However, executive functioning is characterized not at all by willpower, but by the following traits:

  • Self-Awareness: described as inner reflection about how one thinks, feels, and behaves
  • Inhibition: the ability to practice restraint and refrain from urges
  • Non-Verbal Working Memory: picturing things visually in the mind
  • Verbal Working Memory: internal speech similar to internal dialogue
  • Emotional Self-Regulation: being able to effectively change your emotional state
  • Self Motivation: finding motivation when there are no consequences or urgent pressures
  • Planning and Problem-Solving: choosing a best structure and plan of action

More Than Willpower

Just because those with ADHD struggle with the above executive functions doesn’t mean that they aren’t capable of being motivated. Those with ADHD do experience motivation; it’s just that motivation is inconsistent due to challenges with working memory.

The neurotransmitter, dopamine, is responsible for directing attention toward rewards. The ADHD brain has more dopamine receptors, which essentially means that the dopamine is taken in rather quickly without giving the brain enough time to simmer with it. Therefore, the dangling of the carrot is fleeting, making motivation feel like the gas pedal is being tapped when the foot really needs to be heavy on the gas to get uphill. Where consequences and goals might be easily held in the mind for others, those with ADHD struggle with this same kind of attention because rewards are not held long in their working memory.

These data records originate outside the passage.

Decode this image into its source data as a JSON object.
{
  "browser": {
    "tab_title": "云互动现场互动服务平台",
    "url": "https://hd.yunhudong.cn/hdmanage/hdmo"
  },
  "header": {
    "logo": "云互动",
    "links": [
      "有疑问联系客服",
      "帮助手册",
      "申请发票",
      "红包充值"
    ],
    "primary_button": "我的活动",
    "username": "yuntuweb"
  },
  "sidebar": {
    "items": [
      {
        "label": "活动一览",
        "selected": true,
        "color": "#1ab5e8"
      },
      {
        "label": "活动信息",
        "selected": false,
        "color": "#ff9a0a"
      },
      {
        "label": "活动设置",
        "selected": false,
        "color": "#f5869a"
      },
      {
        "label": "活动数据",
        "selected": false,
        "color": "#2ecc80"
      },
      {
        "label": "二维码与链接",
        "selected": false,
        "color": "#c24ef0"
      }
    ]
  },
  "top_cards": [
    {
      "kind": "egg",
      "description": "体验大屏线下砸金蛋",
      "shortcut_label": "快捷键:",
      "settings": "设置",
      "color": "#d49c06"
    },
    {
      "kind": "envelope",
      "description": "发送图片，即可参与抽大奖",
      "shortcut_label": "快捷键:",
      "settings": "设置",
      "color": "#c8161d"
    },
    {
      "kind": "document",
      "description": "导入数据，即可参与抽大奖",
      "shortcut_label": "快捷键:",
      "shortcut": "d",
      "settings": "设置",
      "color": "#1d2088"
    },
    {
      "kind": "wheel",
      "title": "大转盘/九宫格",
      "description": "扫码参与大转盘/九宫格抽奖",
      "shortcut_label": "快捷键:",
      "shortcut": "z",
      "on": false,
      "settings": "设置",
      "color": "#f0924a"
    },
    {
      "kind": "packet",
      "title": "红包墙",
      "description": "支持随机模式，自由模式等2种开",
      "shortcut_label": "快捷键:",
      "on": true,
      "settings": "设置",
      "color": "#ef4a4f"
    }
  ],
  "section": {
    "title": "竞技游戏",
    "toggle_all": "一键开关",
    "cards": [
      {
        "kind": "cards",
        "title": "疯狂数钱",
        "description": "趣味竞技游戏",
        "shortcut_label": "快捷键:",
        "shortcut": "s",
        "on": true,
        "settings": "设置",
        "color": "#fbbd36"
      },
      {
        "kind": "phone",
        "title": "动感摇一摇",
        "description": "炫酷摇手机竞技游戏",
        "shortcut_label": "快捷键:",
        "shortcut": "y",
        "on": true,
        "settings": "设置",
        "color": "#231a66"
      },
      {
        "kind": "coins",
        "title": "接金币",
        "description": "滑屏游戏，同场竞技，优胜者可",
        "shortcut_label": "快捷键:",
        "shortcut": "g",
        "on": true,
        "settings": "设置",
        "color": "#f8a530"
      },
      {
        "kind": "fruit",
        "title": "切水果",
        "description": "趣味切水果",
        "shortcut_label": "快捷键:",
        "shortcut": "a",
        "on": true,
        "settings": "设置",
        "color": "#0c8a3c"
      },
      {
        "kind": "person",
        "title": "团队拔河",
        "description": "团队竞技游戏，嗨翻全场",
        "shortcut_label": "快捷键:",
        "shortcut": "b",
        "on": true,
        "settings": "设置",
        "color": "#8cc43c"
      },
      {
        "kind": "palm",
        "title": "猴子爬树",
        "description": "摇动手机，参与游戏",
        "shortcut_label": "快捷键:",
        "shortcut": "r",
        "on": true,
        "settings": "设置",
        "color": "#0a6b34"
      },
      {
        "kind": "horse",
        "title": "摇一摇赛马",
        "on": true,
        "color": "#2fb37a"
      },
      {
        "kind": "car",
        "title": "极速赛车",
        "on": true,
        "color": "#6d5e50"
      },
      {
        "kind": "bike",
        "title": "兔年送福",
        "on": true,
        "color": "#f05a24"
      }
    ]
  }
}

The Super-Human Trait, Hyperfocus

While people with ADHD struggle with regulating their attention, most will tell you that they are able to direct their attention towards areas they find interesting. This is often described as a kind of tunnel vision where they are so enmeshed in the activity that they lose all sense of time, and may even become agitated if they are interrupted from the task.

On the surface, this may be seen as diligent and studious. It’s no wonder that ADHD may have slid under the radar. This may be especially true for girls and women, who have been socialized to be agreeable and do well in school. The ability to sustain attention for hours on end could produce exceptional results, even cultivating a skill or ability so much so that it becomes brilliant.
This trait, hyperfocus, may have easily been rewarded by teachers, parents, or employers, reinforcing their giftedness yet also setting the stage for burnout.

ADHD and Burnout

With a brain that struggles with organizing and directing its attention, tasks can easily be forgotten about and soon the feeling of falling behind becomes overwhelming. Those with ADHD know this cycle well, and so they will either succumb to these patterns, or they will try their best to compensate for them. However, their attempts to stay ahead all too often feel like running a race in a hamster wheel.

If you or a loved one has been diagnosed with ADHD, you know that those with ADHD are very aware of the expectations others have of them, and they are aware that they often struggle with implementing structure to meet these demands. This frustration causes significant pressure, leaving many to feel burnt out or suffer low self-esteem.

ADHD in adults can lead to extreme productivity and burnout

Treating ADHD

Working with a cognitive-behavioral (CBT) therapist, along with medication, have been shown to be standard treatments for managing executive dysfunction. Practicing skills that help with executive function have been shown to improve procrastination, help limit distractions, and provide strategies for time management and planning. Medication may also be helpful for many, but it’s important to talk to your doctor about which medication is right for you.

If you struggle with self-esteem and issues discussed in this article, don’t hesitate to reach out to our care team to get started with cognitive behavioral therapy.